The IRS further explains that “An ordinary expense is one that is common and accepted in your trade or business. A necessary expense is one that is helpful and appropriate for your trade or business. An expense does not have to be indispensable to be considered necessary.”

Consider the following list of possible deductions for your small business that you might be overlooking. (Keep in mind that you will have to think about the specifics of your business and make sure you are eligible for a specific deduction.)

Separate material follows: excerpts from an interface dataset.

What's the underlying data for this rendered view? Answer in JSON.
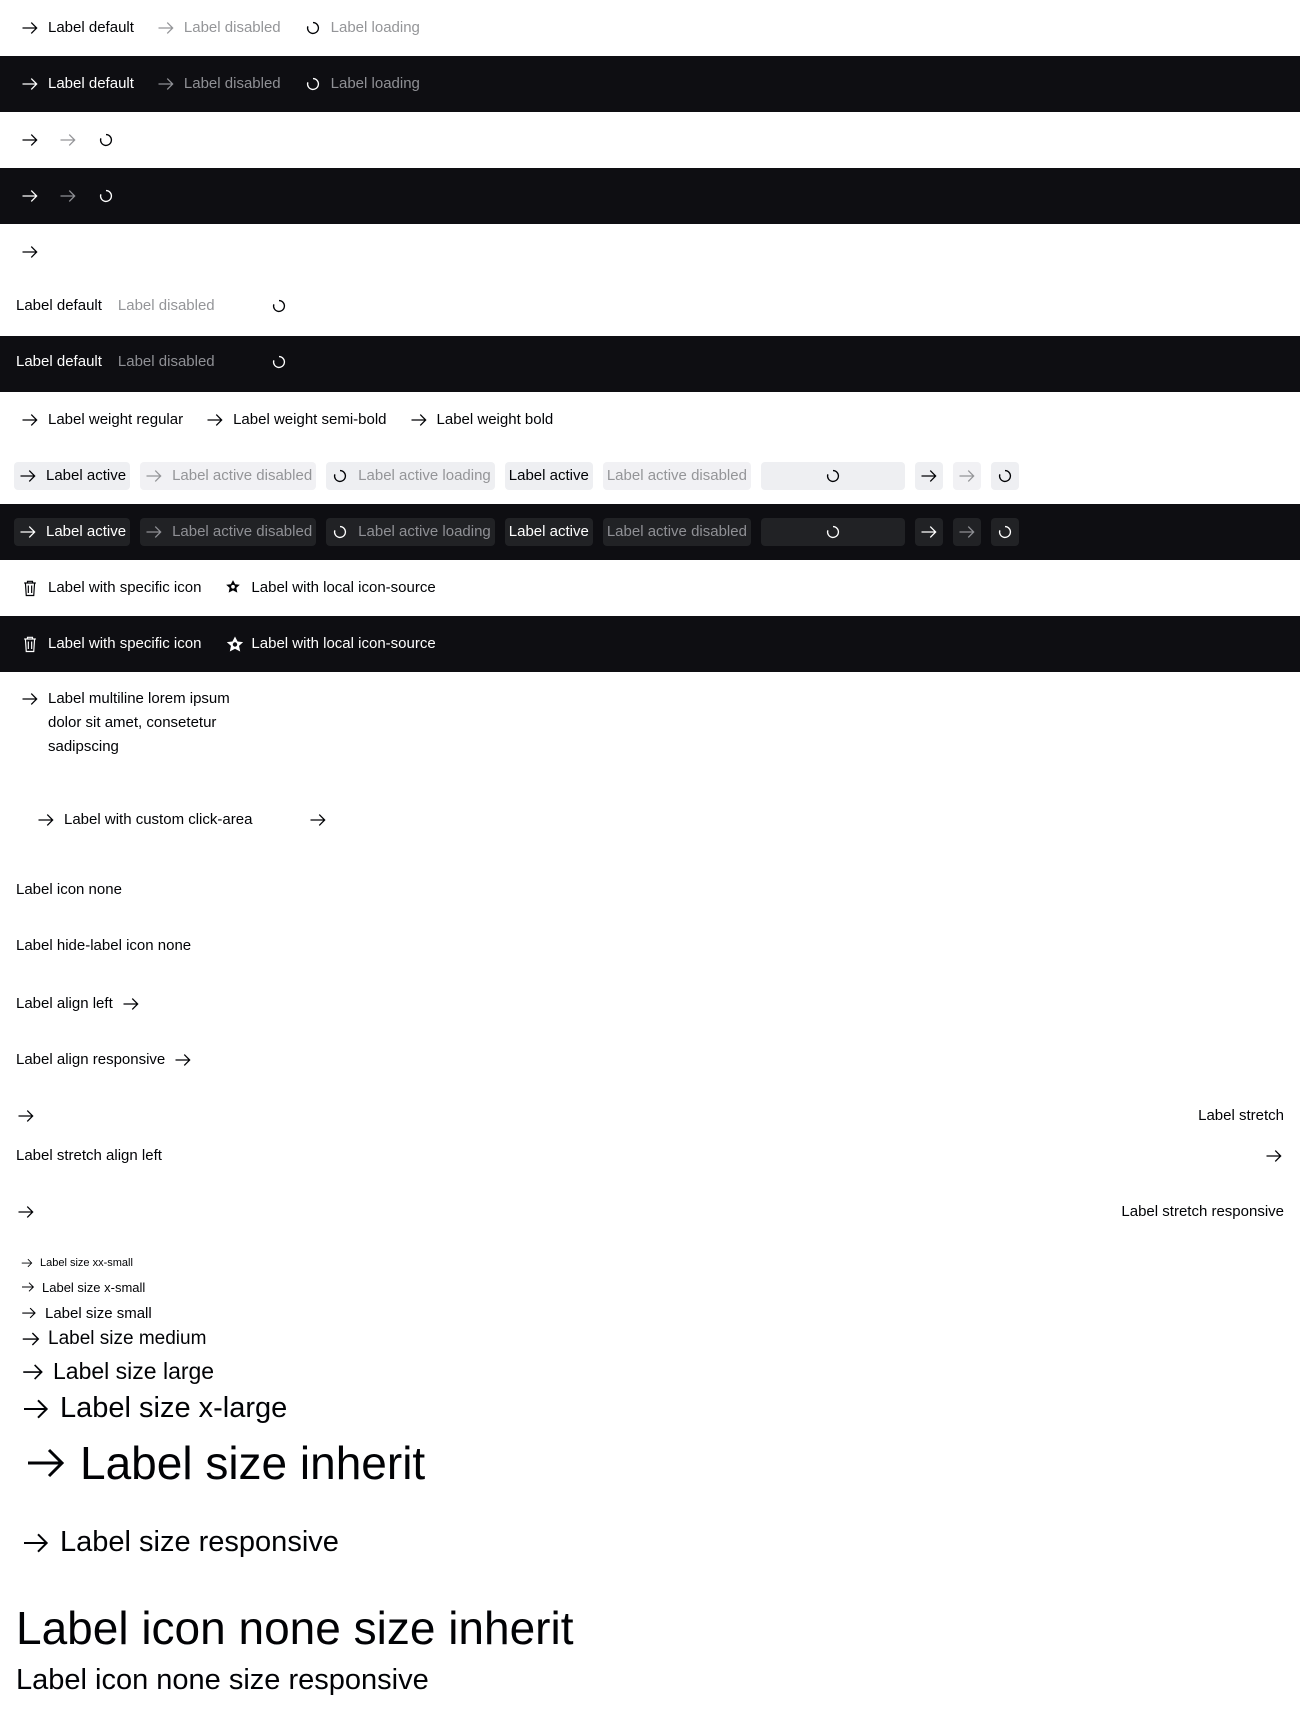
{
  "colors": {
    "dark_band": "#0e0e12",
    "text": "#010205",
    "disabled": "#949598",
    "active_bg": "#eeeff2"
  },
  "icons": {
    "arrow": "arrow-right-icon",
    "loader": "spinner-icon",
    "trash": "delete-icon",
    "local": "star-badge-icon"
  },
  "states": {
    "default": "Label default",
    "disabled": "Label disabled",
    "loading": "Label loading"
  },
  "weights": {
    "regular": "Label weight regular",
    "semibold": "Label weight semi-bold",
    "bold": "Label weight bold"
  },
  "active": {
    "active": "Label active",
    "active_disabled": "Label active disabled",
    "active_loading": "Label active loading"
  },
  "icons_labels": {
    "specific": "Label with specific icon",
    "local": "Label with local icon-source"
  },
  "multiline": {
    "line1": "Label multiline lorem ipsum",
    "line2": "dolor sit amet, consetetur",
    "line3": "sadipscing"
  },
  "custom_click": "Label with custom click-area",
  "icon_none": "Label icon none",
  "hide_label_icon_none": "Label hide-label icon none",
  "align_left": "Label align left",
  "align_responsive": "Label align responsive",
  "stretch": "Label stretch",
  "stretch_align_left": "Label stretch align left",
  "stretch_responsive": "Label stretch responsive",
  "sizes": {
    "xxsmall": "Label size xx-small",
    "xsmall": "Label size x-small",
    "small": "Label size small",
    "medium": "Label size medium",
    "large": "Label size large",
    "xlarge": "Label size x-large",
    "inherit": "Label size inherit",
    "responsive": "Label size responsive"
  },
  "icon_none_inherit": "Label icon none size inherit",
  "icon_none_responsive": "Label icon none size responsive"
}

  • Travel – Transportation between your home and business location can be deducted. Lodging, baggage, dry cleaning and business calls can also be a write-off. Even a passport purchase is considered an expense if it was purchased for a business trip.
  • Meals – Most small business owners use the 50% rules when it comes to deducting meals, although it is possible to claim a standard meal deduction ($51/day in most locations).
  • Entertainment – Similar to meals, 50% of entertainment expenses are deductible (e.g. entertaining customers, parking fees, etc.).
  • Home Office – If you have a space in your home that is used exclusively for business, you might be eligible for the home office deduction; this deduction will be based on the size of the space.
  • Office Supplies – Office supplies that you need to run your business are deductible, including: pens, staplers, USB thumb drives, printer ink cartridges, etc. Items like postage and furniture are also included in this category.
  • Utilities – As long as utility costs are not personal, expenses like heating, telephone services, electricity, sewage and water are deductible.
  • Contractor Labor – Similar to employee wages, independent contractor wages can also be deducted.
  • Magazine Subscriptions – If you have magazine and newspaper subscriptions that pertain to your business, you can deduct them.
  • Start-Up Costs – If you have just launched your business venture, you should know that you can deduct up to $5,000 of business start-up costs and $5,000 of organizational costs.

Is your business struggling with cash-flow? Taxes are not the only aspect of your business that require planning ahead. If you need quick cash but are struggling with bad credit, consider a merchant cash advance bad credit. Your business can have capital in as little as 24 hours, so you can move on and focus on other tasks – like preparing for tax season.

Author Bio: As an account executive, Michael Hollis has funded millions by using alternative funding solutions. His experience and extensive knowledge of the industry has become a true asset for First American Merchant.